Under the cost method, dividends declared by the subsidiary are eliminated against dividend in- come recorded by the parent. The investment account is eliminated against the equity accounts of the subsidiary, with the difference between implied and book value recorded in a separate account. The difference is then allocated to adjust underlying assets and/or liabilities, and to record goodwill in some cases. Additional entries are made to record excess depreciation on assets written up (or to decrease depreciation if written down). Under the equity method, the dividends declared by the subsidiary are eliminated against the investment account, as is the equity in subsidiary income. The investment account is eliminated in the same way as under the cost method. In subsequent years, the cost method requires an initial entry to establish reciprocity (convert to equity). This entry (cost method only) debits the investment account and credits retained earn- ings of the parent (for the change in retained earnings of the subsidiary from acquisition to beginning of current year multi- plied by the parent’s ownership percentage). Only under the complete equity method does the parent’s beginning retained earnings exactly match the amount reported as consolidated retained earnings at the end of the previous year.

Notes payable, long- term debt, and other obligations of an acquired company should be valued for consolidation purposes at their fair values. Quoted market prices, if available, are the best evidence of the fair value of the debt. If quoted market prices are unavailable, then management’s best estimate of the fair value may be based on fair values of debt with similar characteristics or on valuation techniques such as the present value of estimated future cash flows.

In this case, the allocation of the parent company’s share of the difference between the fair value and the book value of the asset will result in a reduction of the asset. If the asset is depreciable, this difference will be amortized over the life of the asset as a reduction of depreciation expense.

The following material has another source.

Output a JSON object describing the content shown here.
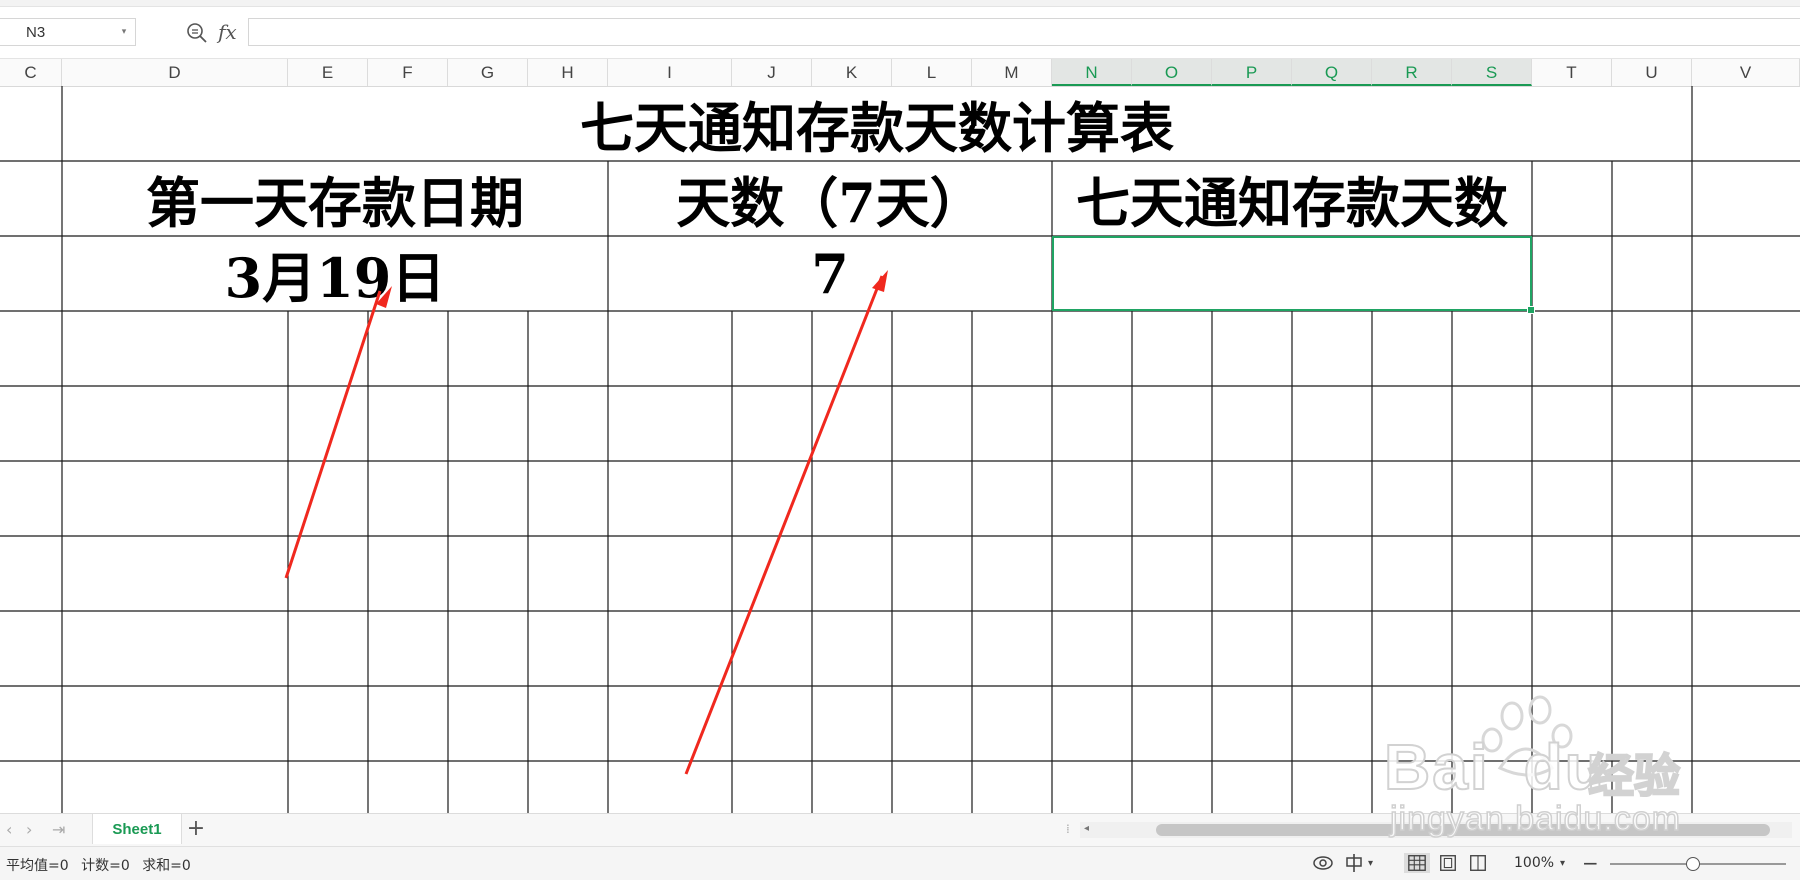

When the assets are recorded net, no accumulated depreciation account is used initially. When they are recorded gross, an accumulated depreciation account is needed. To allocate the difference assigned to depreciable assets between the asset account (gross) and the accumulated depreciation account, we must know the replacement cost new and the sound (used) value of the asset as shown in the appraisal report. Alternatively, these amounts may be inferred.

Push down accounting is the establishment of a new accounting and reporting basis for a subsidiary company in its separate financial statements based on the purchase price paid by the parent company to acquire a controlling interest in the outstanding voting stock of the subsidiary company. This accounting method is required for the subsidiary in some instances, usually when the ownership level is over 95% for publicly held companies